Don’t Cry for Me, Master Chief….
The following is an editorial I wrote for a GameSquad.com. It explores how Tim Rice's Chess in Concert is a good example of how to incorporate a popular game into big screen entertainment.
I had a nice surprise the other day. In an effort to fill a hole in my NetFlix queue, I added the DVD of the recent live performance of Chess in Concert. Tim Rice, the Tony Award winning producer of many famous musicals, including Jesus Christ Superstar and Evita, originally launched Chess in 1986. While it was a success in England, the American production floundered and closed after a mere two months due to a variety of reasons, including a revamped, dialogue-heavy script that fell flat with critics.
Briefly, Chess is about the rivalry of two chess players, American Frederick Trumper and Soviet Anatoly Sergievsky, as they struggle for the 1979 chess championship. Adding a decidedly personal note to the struggle is the development of a love triangle that involves the two competitors and Florence Vassy, Trumper’s female manager. Very loosely based upon the (in)famous Spassky – Fischer match (albeit, Sergievsky’s character was based on GM Victor Korchnoi ), the plot of Chess is a fictionalized look at the multi-dimensional pressures associated with playing the Royal Game at the highest levels.
Even though I am a devoted chess player, I was not too optimistic when the DVD arrived.

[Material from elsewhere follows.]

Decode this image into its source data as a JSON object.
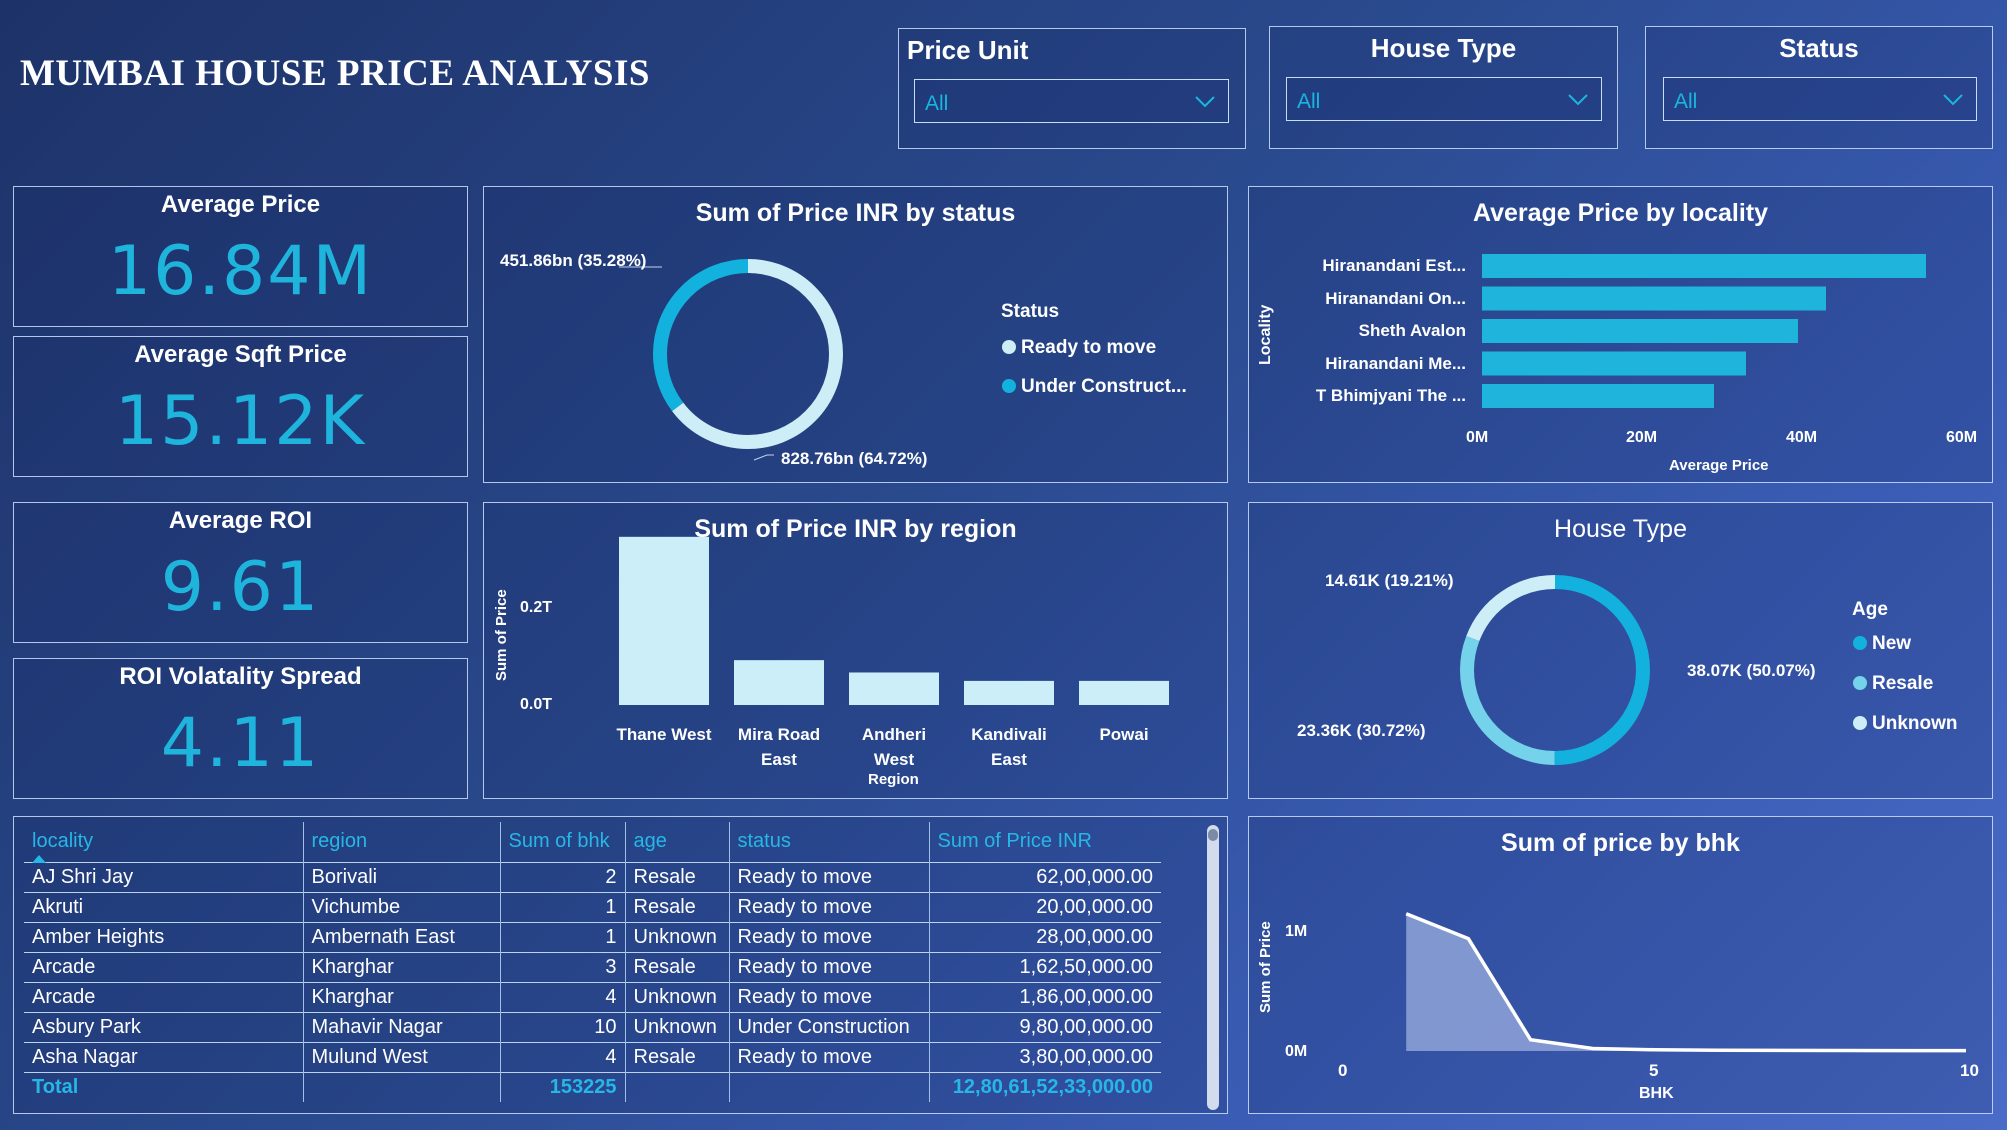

It wasn’t just because of the poor reception this musical received in the States many years ago, but also due to my cynicism as a gamer. Sure, chess has fared better than most games when it comes to popular entertainment conversions (Searching for Bobby Fischer and the classic Seventh Seal quickly come to mind) , but…a musical? Oh sure, I’ve heard this production’s classic ‘80’s hit One Night in Bangkok, but the idea of building a fully fledged musical around a board game theme seemed quixotic. Could it be done?
You can read the rest here.